## Records for this exercise
>>>
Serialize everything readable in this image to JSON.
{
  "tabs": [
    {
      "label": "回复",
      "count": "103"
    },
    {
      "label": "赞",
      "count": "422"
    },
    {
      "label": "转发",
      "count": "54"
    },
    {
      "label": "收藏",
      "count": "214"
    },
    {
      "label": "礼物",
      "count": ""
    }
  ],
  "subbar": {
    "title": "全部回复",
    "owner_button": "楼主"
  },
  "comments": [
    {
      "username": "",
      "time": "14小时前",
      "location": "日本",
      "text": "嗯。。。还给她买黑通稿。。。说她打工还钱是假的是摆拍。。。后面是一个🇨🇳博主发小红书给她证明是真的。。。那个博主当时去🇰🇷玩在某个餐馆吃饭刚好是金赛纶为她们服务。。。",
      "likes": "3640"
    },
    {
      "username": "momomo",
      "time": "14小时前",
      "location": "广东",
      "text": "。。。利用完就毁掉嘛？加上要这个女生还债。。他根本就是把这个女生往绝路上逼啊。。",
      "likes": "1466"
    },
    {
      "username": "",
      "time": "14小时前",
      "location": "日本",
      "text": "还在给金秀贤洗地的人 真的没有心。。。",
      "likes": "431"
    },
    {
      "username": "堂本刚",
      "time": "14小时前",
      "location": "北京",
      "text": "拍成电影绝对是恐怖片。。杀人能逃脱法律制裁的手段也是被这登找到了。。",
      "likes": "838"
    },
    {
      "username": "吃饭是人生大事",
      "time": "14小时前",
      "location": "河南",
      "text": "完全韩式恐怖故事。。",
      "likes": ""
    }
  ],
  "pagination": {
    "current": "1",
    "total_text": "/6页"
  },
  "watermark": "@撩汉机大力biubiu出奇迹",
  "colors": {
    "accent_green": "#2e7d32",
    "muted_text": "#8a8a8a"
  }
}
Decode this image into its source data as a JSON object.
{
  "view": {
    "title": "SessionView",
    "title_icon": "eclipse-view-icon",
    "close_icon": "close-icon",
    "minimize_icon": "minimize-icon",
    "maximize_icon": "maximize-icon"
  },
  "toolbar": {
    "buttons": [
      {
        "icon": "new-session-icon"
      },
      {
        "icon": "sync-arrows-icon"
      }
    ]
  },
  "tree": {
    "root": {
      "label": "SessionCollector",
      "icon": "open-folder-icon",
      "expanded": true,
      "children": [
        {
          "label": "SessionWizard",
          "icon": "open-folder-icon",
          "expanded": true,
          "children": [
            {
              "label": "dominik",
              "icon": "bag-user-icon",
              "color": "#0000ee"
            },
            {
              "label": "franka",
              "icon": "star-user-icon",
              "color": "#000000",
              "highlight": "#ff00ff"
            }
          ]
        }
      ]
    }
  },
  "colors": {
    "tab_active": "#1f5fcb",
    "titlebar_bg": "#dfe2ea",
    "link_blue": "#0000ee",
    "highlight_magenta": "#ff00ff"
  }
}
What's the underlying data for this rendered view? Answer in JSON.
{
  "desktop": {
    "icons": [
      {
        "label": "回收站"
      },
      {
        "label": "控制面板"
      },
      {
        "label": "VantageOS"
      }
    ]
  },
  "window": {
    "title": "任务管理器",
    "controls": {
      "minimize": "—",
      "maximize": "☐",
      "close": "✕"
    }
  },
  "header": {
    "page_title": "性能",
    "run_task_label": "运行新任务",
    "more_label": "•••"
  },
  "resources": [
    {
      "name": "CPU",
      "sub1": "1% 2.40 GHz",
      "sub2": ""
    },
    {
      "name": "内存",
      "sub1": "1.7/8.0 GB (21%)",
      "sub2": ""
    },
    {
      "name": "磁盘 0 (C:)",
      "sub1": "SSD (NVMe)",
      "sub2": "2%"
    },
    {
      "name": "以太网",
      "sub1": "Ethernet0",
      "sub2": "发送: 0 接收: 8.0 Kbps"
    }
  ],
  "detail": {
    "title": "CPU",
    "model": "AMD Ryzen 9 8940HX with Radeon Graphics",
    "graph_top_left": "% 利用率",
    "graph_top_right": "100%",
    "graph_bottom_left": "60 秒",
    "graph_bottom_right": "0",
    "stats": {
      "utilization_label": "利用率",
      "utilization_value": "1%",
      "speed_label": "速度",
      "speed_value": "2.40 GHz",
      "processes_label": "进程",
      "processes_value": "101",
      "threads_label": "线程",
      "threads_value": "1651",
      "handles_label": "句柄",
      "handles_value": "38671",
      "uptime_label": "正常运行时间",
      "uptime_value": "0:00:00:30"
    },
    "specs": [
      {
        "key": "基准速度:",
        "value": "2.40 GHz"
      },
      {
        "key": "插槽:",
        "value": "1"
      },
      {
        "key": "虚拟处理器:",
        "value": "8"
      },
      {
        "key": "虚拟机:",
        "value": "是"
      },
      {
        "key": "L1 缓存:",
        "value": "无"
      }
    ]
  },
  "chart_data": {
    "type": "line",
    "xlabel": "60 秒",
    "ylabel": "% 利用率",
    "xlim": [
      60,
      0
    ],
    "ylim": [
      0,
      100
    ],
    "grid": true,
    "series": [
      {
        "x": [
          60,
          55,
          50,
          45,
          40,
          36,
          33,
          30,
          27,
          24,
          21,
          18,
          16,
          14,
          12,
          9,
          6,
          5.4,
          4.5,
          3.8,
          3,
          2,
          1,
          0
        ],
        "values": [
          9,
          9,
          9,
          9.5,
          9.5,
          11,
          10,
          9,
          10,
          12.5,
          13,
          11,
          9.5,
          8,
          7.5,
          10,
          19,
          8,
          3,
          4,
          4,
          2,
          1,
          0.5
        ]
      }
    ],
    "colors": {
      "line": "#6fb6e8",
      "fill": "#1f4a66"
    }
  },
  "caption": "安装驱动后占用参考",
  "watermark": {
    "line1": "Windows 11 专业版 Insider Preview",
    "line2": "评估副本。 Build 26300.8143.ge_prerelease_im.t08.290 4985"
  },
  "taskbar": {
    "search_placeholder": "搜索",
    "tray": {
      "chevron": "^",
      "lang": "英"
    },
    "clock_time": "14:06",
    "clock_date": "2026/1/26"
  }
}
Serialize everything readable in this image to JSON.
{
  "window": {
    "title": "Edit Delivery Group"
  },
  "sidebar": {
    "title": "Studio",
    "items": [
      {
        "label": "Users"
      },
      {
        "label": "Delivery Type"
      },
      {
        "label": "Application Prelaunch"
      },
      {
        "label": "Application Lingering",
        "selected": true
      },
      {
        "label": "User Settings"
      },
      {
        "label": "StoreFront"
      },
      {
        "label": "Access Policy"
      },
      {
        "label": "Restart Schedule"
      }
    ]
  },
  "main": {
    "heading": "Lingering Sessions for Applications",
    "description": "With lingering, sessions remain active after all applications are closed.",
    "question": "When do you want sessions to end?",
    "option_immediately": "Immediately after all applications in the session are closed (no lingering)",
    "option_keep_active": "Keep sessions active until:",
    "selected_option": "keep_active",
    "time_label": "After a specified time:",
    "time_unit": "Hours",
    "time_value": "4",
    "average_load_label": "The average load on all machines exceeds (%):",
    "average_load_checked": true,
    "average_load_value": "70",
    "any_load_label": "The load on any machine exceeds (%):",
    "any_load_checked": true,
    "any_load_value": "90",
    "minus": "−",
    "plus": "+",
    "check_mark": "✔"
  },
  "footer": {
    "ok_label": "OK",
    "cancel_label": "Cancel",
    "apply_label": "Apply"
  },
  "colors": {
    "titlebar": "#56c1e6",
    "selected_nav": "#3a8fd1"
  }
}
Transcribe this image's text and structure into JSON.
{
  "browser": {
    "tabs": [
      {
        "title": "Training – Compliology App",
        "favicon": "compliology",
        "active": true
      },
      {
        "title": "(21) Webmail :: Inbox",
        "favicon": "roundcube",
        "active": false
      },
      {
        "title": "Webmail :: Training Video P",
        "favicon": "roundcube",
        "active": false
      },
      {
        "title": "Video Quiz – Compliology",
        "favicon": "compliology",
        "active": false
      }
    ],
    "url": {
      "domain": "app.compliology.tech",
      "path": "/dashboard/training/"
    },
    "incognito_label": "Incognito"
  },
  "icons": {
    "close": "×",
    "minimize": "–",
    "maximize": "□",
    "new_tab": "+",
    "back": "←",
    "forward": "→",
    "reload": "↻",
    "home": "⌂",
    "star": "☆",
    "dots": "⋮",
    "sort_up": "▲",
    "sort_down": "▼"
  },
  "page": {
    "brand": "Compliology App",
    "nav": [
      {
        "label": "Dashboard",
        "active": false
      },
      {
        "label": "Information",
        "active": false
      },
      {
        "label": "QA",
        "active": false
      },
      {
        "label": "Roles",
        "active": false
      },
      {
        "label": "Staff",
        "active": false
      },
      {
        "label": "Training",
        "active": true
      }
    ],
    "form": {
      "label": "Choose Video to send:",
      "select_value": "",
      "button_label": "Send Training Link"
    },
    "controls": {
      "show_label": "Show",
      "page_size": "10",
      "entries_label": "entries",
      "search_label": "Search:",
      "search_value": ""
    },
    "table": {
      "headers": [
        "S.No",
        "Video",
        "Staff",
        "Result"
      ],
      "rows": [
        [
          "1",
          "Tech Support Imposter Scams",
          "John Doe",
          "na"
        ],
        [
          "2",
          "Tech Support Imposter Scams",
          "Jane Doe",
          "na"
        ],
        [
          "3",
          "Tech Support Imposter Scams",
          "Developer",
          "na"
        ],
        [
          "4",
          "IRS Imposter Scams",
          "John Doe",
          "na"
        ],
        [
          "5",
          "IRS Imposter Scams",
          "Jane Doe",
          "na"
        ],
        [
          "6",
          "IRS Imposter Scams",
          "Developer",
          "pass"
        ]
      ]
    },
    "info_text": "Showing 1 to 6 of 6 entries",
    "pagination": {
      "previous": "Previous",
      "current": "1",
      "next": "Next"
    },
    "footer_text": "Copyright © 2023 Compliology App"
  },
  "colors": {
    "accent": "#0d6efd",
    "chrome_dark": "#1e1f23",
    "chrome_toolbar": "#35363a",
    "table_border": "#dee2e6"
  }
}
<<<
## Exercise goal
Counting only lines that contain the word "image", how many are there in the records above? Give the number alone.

## Exercise answer
4